Nitro is a city in Kanawha and Putnam Counties, near Charleston and Huntington. A local school, Nitro High, has been recognized by the College Board for having the highest success rates in the state on AP Math and Science. Earlier this month, Nitro celebrated the opening of a new bridge that connects it to St. Albans – a project the president of the Nitro Development Authority called “essential to the future growth of Nitro.”
Vienna is next to Parkersburg, in Wood County. A local middle school has received much acclaim. In 2000, it was named a National Blue Ribbon School, and, more recently, it has been recognized as a West Virginia Exemplary School in 2000, 2004 and 2006. Recreational spots in town include several parks and a wildlife refuge, a 277-acre space populated by deer, turkey, fox and coyote.
5. Charles Town
Charles Town is the seat of Jefferson County and is located approximately 60 miles from the nation’s capital. The city is one of the fastest growing in the state, with 80.9 percent population growth last decade. The county’s major employers include Clarion Hotel, the National Park Service, Shepherd University and the American Public University System.
Wheeling is the seat of Ohio County, approximately 60 miles southwest of Pittsburgh. Residents here enjoy a low cost of living: out of the 351 metro areas in the country, Wheeling ranks as the 22nd-most affordable. It also boasts the largest trail system in the region – 24 miles that Wheeling residents can walk, jog or cycle.
7. South Charleston
South Charleston sits on the border of Charleston proper, in Kanawha County. Unemployment in the greater metro area is low, at 5.6 percent – Morgantown is the only metropolitan in the state that beats it. For fun, South Charleston residents can enjoy Little Creek Park for hiking, a community center for basketball, racquetball and other sports and Oakes Field, a football and soccer field for local schools, which seats 5,000.
Fairmont is the seat of Marion County, and it began as a coal-mining town. Today, the city supports new businesses with a loan program, tax credits and grants. The community is also among the most affordable in the state, with a median home value of $86,400.
Sissonville sits along the Pocatalico River, just north of Charleston. The local high school boasts a strong sports program, with a girls soccer team that just earned its second state title. On the weekends, residents also have easy access to hiking, mountain biking and cross-country skiing with Kanawha State Forest just a few miles down the road.

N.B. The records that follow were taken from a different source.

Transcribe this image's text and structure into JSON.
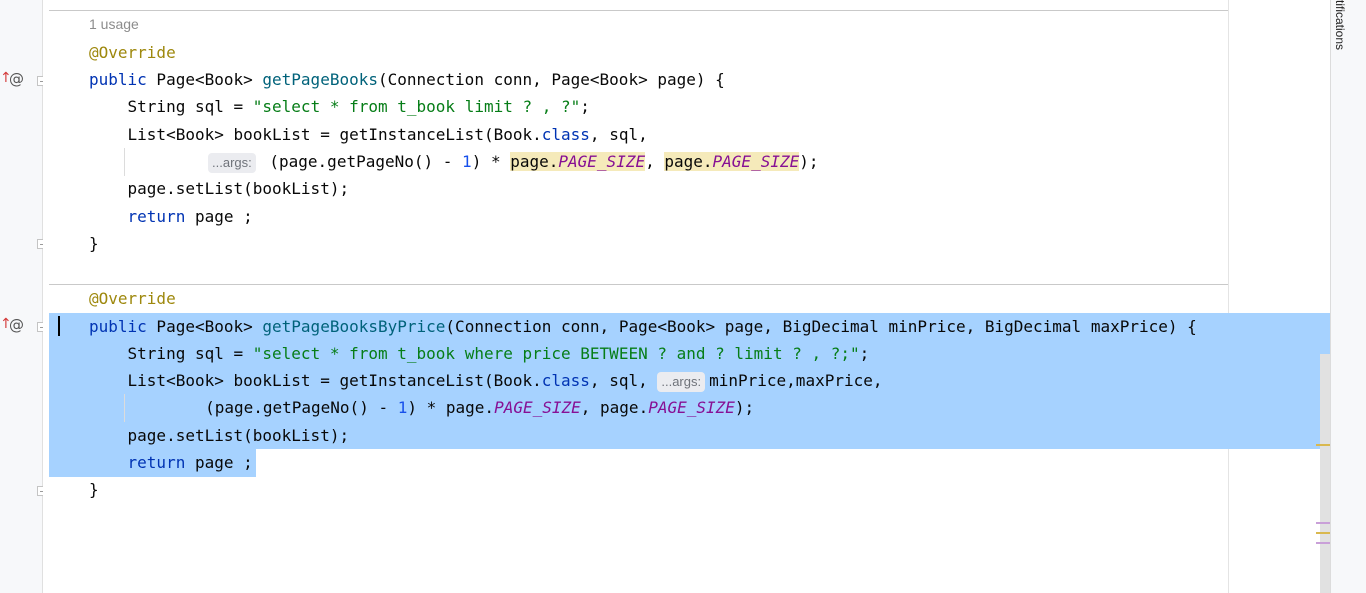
{
  "code": {
    "usage_hint": "1 usage",
    "m1_annotation": "@Override",
    "m1_sig_kw": "public",
    "m1_sig_type": " Page<Book> ",
    "m1_sig_name": "getPageBooks",
    "m1_sig_params": "(Connection conn, Page<Book> page) {",
    "m1_sql_prefix": "    String sql = ",
    "m1_sql_str": "\"select * from t_book limit ? , ?\"",
    "m1_sql_suffix": ";",
    "m1_list_prefix": "    List<Book> bookList = getInstanceList(Book.",
    "m1_list_class": "class",
    "m1_list_suffix": ", sql,",
    "m1_args_hint": "...args:",
    "m1_args_open": " (page.getPageNo() - ",
    "m1_args_num": "1",
    "m1_args_mul": ") * ",
    "m1_args_page1": "page.",
    "m1_args_const1": "PAGE_SIZE",
    "m1_args_comma": ", ",
    "m1_args_page2": "page.",
    "m1_args_const2": "PAGE_SIZE",
    "m1_args_end": ");",
    "m1_setlist": "    page.setList(bookList);",
    "m1_return_kw": "    return",
    "m1_return_rest": " page ;",
    "m1_close": "}",
    "m2_annotation": "@Override",
    "m2_sig_kw": "public",
    "m2_sig_type": " Page<Book> ",
    "m2_sig_name": "getPageBooksByPrice",
    "m2_sig_params": "(Connection conn, Page<Book> page, BigDecimal minPrice, BigDecimal maxPrice) {",
    "m2_sql_prefix": "    String sql = ",
    "m2_sql_str": "\"select * from t_book where price BETWEEN ? and ? limit ? , ?;\"",
    "m2_sql_suffix": ";",
    "m2_list_prefix": "    List<Book> bookList = getInstanceList(Book.",
    "m2_list_class": "class",
    "m2_list_suffix": ", sql, ",
    "m2_args_hint": "...args:",
    "m2_list_tail": "minPrice,maxPrice,",
    "m2_args_open": "        (page.getPageNo() - ",
    "m2_args_num": "1",
    "m2_args_mul": ") * page.",
    "m2_args_const1": "PAGE_SIZE",
    "m2_args_mid": ", page.",
    "m2_args_const2": "PAGE_SIZE",
    "m2_args_end": ");",
    "m2_setlist": "    page.setList(bookList);",
    "m2_return_kw": "    return",
    "m2_return_rest": " page ;",
    "m2_close": "}"
  },
  "side_panel": {
    "notifications_label": "tifications"
  },
  "colors": {
    "selection": "#a6d2ff",
    "keyword": "#0033b3",
    "string": "#067d17",
    "annotation": "#9e880d",
    "constant": "#871094"
  }
}
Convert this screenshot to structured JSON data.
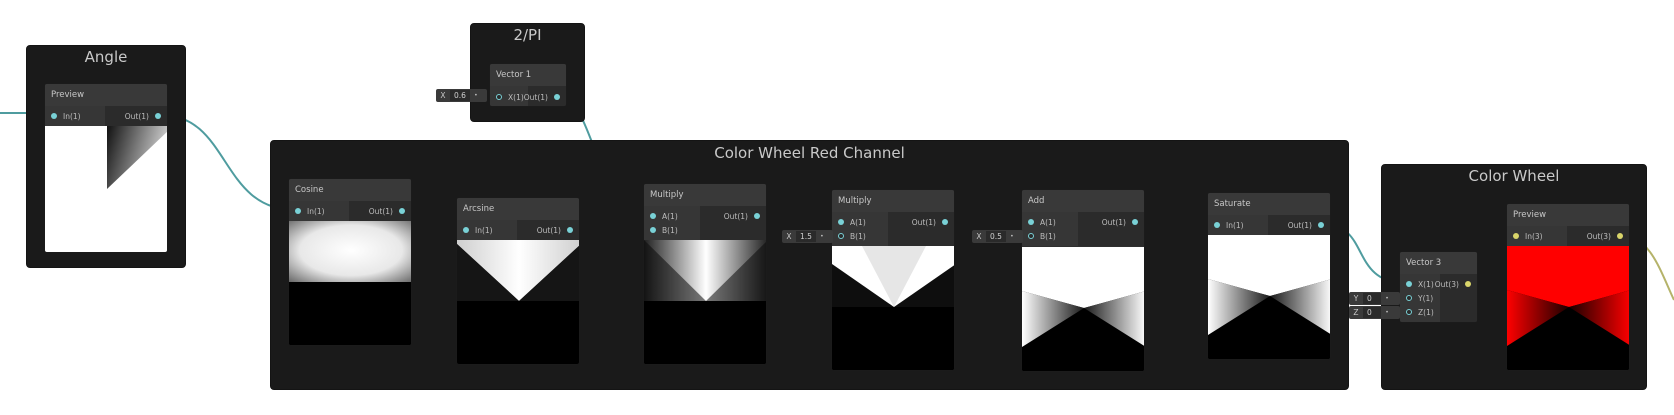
{
  "groups": {
    "angle": {
      "title": "Angle"
    },
    "two_over_pi": {
      "title": "2/PI"
    },
    "red_channel": {
      "title": "Color Wheel Red Channel"
    },
    "color_wheel": {
      "title": "Color Wheel"
    }
  },
  "nodes": {
    "angle_preview": {
      "title": "Preview",
      "in": "In(1)",
      "out": "Out(1)"
    },
    "vector1": {
      "title": "Vector 1",
      "in": "X(1)",
      "out": "Out(1)",
      "field_label": "X",
      "field_value": "0.6"
    },
    "cosine": {
      "title": "Cosine",
      "in": "In(1)",
      "out": "Out(1)"
    },
    "arcsine": {
      "title": "Arcsine",
      "in": "In(1)",
      "out": "Out(1)"
    },
    "multiply1": {
      "title": "Multiply",
      "in_a": "A(1)",
      "in_b": "B(1)",
      "out": "Out(1)"
    },
    "multiply2": {
      "title": "Multiply",
      "in_a": "A(1)",
      "in_b": "B(1)",
      "out": "Out(1)",
      "field_label": "X",
      "field_value": "1.5"
    },
    "add": {
      "title": "Add",
      "in_a": "A(1)",
      "in_b": "B(1)",
      "out": "Out(1)",
      "field_label": "X",
      "field_value": "0.5"
    },
    "saturate": {
      "title": "Saturate",
      "in": "In(1)",
      "out": "Out(1)"
    },
    "vector3": {
      "title": "Vector 3",
      "in_x": "X(1)",
      "in_y": "Y(1)",
      "in_z": "Z(1)",
      "out": "Out(3)",
      "field_y_label": "Y",
      "field_y_value": "0",
      "field_z_label": "Z",
      "field_z_value": "0"
    },
    "wheel_preview": {
      "title": "Preview",
      "in": "In(3)",
      "out": "Out(3)"
    }
  },
  "colors": {
    "wire_float": "#4f9c9f",
    "wire_vec3": "#b5b36a",
    "port_float": "#79d1d6",
    "port_vec3": "#d9d56a",
    "preview_red": "#ff0000"
  }
}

Buckhannon is the seat of Upshur County, approximately 70 miles southwest of Morgantown. In May, the city hosts the Strawberry Festival, which serves strawberry treats to 100,000 visitors and brings in arts-and-crafts exhibits as well as a block party on Main Street. Major employers in town include Alcon, St. Joseph’s Hospital and West Virginia Wesleyan College.
|Rank||City||Nearest big city||GreatSchools rating||Median home value||Monthly owner costs||Median household income||Growth,’99-’11||Overall score for young families|
|5||Charles Town||Washington, DC||8||$232,600||$1,840||$62,402||91.8%||61.3|
The overall score for each city was derived from the following measures:
- GreatSchools city rating. GreatSchools city ratings are calculated by averaging the weighted overall rating for each school in the city (weighted by the number of students enrolled at the school)
- Median home value from the U.S. Census (2011 ACS, data set DP04, half-weighted)
- Monthly homeowner costs from the U.S. Census (2011 ACS, data set DP04, half-weighted)
- Median household income from the U.S. Census (2011 ACS, data set DP03, half-weighted)
- Income change between 1999 and 2011 from the U.S. Census (data sets P053 and DP03, half-weighted)
36 West Virginia cities and towns designated as places by the U.S. Census were included in this analysis. Only places with a population greater than 4,000 were considered.